During data collection, participants are presented with AI-generated pictures depicting novel metaphors to ensure a higher cognitive demand necessary for the online processing of abstract stimuli, as opposed to conventional metaphors. The images are generated using a pre-normed list of novel linguistic metaphors. This linguistic base stimuli consist of adjective-and-noun word pairs in Hungarian. (e.g.: “tündöklő agy” = brilliant brain). We assign two images to each linguistic item. Pictures belonging to the first category of visual stimuli depict literalized meaning: both parts of the metaphor (vehicle and topic) are present, but the overall figurative meaning is missing. Pictures in the second category depict figurative meaning, merging the vehicle and the topic of the metaphoric expression. First in the experiment, 1) the linguistic source expression is shown to the participant, followed by 2) the literalized picture and 3) the metaphoric picture. This is followed by a choice task to assess preference between the two pictures.

This proposal employs innovative analysis techniques that combine computational models and activation data by creating and comparing representational distance matrices. Multivariate pattern analysis (MVPA) ensures thorough descriptiveness by working with an overall pattern of the data captured through electrodes instead of analyzing univariate recordings individually. Combined with the representational similarity analysis (RSA) technique, it promises insight into fine-grained patterns of neural activity [1].

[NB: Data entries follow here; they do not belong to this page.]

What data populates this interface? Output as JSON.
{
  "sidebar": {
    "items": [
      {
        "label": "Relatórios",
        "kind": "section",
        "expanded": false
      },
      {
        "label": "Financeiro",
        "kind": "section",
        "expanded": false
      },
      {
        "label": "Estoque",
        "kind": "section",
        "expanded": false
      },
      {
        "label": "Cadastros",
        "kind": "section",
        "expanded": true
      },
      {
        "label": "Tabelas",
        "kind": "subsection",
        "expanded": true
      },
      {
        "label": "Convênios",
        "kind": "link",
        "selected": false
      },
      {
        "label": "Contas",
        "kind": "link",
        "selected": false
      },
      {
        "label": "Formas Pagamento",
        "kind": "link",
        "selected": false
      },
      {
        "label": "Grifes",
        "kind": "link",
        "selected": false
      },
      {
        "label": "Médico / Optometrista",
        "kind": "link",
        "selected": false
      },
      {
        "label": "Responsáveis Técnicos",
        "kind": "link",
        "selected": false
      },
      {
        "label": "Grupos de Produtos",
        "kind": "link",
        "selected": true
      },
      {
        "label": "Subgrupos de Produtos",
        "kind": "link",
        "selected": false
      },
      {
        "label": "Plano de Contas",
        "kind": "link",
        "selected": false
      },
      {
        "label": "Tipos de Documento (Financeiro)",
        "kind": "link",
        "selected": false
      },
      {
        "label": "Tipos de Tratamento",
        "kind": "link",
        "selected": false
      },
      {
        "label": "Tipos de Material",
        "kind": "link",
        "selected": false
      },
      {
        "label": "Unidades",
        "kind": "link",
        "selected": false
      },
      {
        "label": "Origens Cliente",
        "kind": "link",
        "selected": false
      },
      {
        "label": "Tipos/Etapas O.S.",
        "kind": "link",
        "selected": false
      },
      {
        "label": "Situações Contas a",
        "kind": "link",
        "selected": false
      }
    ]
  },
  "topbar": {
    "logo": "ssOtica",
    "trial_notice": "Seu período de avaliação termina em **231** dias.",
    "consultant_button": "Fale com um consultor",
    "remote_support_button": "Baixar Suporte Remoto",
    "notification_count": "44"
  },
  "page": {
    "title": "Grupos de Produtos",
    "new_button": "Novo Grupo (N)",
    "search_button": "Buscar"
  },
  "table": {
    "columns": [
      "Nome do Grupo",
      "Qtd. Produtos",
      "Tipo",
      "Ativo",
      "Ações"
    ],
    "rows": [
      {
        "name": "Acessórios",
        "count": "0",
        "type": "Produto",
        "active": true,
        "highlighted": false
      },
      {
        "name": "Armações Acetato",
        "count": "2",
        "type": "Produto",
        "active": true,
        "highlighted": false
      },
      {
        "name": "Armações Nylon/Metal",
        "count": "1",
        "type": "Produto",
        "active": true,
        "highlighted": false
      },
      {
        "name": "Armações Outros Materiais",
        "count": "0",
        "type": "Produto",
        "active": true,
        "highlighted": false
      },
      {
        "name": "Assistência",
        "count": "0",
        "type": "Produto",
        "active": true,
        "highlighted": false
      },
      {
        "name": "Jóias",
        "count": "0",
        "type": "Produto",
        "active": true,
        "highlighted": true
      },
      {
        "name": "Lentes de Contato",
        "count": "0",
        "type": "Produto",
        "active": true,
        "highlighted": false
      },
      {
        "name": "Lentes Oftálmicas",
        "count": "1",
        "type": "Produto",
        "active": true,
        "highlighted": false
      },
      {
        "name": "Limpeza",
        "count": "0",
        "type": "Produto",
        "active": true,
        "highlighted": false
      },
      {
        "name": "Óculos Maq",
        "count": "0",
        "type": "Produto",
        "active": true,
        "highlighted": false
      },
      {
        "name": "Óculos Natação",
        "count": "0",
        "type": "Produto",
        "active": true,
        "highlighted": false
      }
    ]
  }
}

During the analysis stage, EEG data packages collected during the presentation of 1) the linguistic expression, 2) the literalized picture, and 3) the metaphoric picture are converted into representational matrices and analyzed with multivariate RSA [2]. At this stage, the main focus is on comparing matrices to see whether between-category dissimilarity is significantly higher than within-category dissimilarity and whether a clear distinction can be made. A similar group comparison can be conducted based on outputs from the preference task. Using the resulting patterns, we can also check whether they have predictive value on unseen data. Another area of interest is detecting an abstractness effect: sustained frontal negativity presumably tied to figurative meaning processing [3].

The findings will contribute to models of figurative processing and offer insight into how the brain navigates between abstract and concrete conceptual domains. Results gained from this study may have implications for visual semantic processing and could inform the development of further investigations and methodology.


[1] K. Ashton et al., “Time-resolved multivariate pattern analysis of infant EEG data: A practical tutorial,” Developmental Cognitive Neuroscience, vol. 54, p. 101094, Apr. 2022. doi:10.1016/j.dcn.2022.101094

[2] N. Kriegeskorte and R. A. Kievit, “Representational geometry: Integrating Cognition, computation, and the brain,” Trends in Cognitive Sciences, vol. 17, no. 8, pp. 401–412, Aug. 2013. doi:10.1016/j.tics.2013.06.007

[3] B. Forgács, “An electrophysiological abstractness effect for metaphorical meaning making,” eNeuro, vol. 7, no. 5, Aug. 2020. doi:10.1523/eneuro.0052-20.2020